I've begun my bookstore and library talks on A Perilous Conception with remarks to the effect that in vitro fertilization used to be a hot topic, the subject of considerable debate between scientists and liberal ethicists on one side, and religious leaders and conservative ethicists on the other side. I've shown my audiences the cover of the June 13, 1969 issue of Life Magazine, which asked, "When new methods of human reproduction become available - Can traditional family life survive? Will marital infidelity increase? Will children and parents still love each other? Would you be willing to have a 'test-tube" baby?"

Now, more than thirty-three years after the birth of Louise Joy Brown, it's become clear that fertilization in a plastic dish, rather than in a fallopian tube, carries no excess risk for offspring, parents, or society. Today, in vitro fertilization is an accepted standard medical procedure.

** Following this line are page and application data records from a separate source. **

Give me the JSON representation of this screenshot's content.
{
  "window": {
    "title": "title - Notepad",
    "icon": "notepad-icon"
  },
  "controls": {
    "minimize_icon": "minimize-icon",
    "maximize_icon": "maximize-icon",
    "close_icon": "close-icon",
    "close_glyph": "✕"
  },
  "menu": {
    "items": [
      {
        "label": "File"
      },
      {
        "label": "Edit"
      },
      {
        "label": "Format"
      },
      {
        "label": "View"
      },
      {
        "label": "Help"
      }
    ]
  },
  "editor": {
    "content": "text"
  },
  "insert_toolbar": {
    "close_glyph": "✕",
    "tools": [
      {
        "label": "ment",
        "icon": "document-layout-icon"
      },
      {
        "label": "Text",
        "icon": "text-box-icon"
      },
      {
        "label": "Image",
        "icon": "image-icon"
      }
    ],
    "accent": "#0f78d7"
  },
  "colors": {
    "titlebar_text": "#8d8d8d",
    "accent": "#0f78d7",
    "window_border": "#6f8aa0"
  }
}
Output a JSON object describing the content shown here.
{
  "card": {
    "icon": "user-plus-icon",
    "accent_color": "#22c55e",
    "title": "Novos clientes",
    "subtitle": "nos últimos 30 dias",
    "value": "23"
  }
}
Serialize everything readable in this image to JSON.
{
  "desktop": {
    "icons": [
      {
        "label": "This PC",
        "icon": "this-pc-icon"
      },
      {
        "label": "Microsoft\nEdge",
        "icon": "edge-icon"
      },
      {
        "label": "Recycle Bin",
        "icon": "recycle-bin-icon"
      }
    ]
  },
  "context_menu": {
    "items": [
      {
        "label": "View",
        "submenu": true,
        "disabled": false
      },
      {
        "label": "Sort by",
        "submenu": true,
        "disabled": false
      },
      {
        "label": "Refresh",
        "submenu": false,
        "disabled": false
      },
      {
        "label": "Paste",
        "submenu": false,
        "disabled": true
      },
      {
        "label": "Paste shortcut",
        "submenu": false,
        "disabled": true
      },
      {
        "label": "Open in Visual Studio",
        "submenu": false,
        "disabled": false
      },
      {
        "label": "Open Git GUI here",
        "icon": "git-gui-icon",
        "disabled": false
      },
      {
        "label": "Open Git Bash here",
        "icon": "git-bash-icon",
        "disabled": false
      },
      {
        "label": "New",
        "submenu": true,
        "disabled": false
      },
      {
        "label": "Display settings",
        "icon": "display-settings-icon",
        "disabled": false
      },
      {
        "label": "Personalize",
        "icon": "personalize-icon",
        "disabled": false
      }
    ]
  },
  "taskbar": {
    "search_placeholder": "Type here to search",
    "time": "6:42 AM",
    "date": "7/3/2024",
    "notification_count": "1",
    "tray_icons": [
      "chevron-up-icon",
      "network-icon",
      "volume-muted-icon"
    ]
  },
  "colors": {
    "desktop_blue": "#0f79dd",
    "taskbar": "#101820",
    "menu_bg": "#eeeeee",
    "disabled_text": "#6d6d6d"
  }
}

But not everyone's convinced. Monday morning's newspapers carried Newt Gingrich's call "for a commission to study the ethical issues relating to in vitro fertilization clinics, where...large numbers of embryos are created."

So, back we go to Square One. Forty years ago, the ethics of in vitro fertilization were extensively discussed and argued, and the issues were resolved to the satisfaction of the great majority of the American public. But Gingrich's proposal has nothing to do with the question of whether IVF babies are at higher risk for physical or mental abnormalities, or whether the mothers might be damaged by the procedure, or whether there might be adverse societal fallout. The presidential candidate is trying to court voters who believe human-ness begins not at fetal viability, nor with a beating heart, nor with organ differentiation, nor at embryonic implantation, but at fertilization. To this bloc, he holds out the hope of exerting official control over the handling of the eight-cell embryos created during the IVF process.

So, hello again, Roe v Wade. Easy to see the coming end-run, another attempt to legislate the will of a minority of the population past a ruling by the United States Supreme Court.

But Gingrich's self-serving gesture to the far right has the ring of a cracked bell. I wonder what would be the political stances and religious convictions of the members of his commission. This candidate has complained loud and long about the intrusion of government into our everyday lives, but he seems to think it'd be just fine for the government to dictate his-size-fits-all reproductive choices. He might do well to consider the beliefs and feelings of the ten percent of American couples who find themselves infertile. Do the math, Newt. They also vote.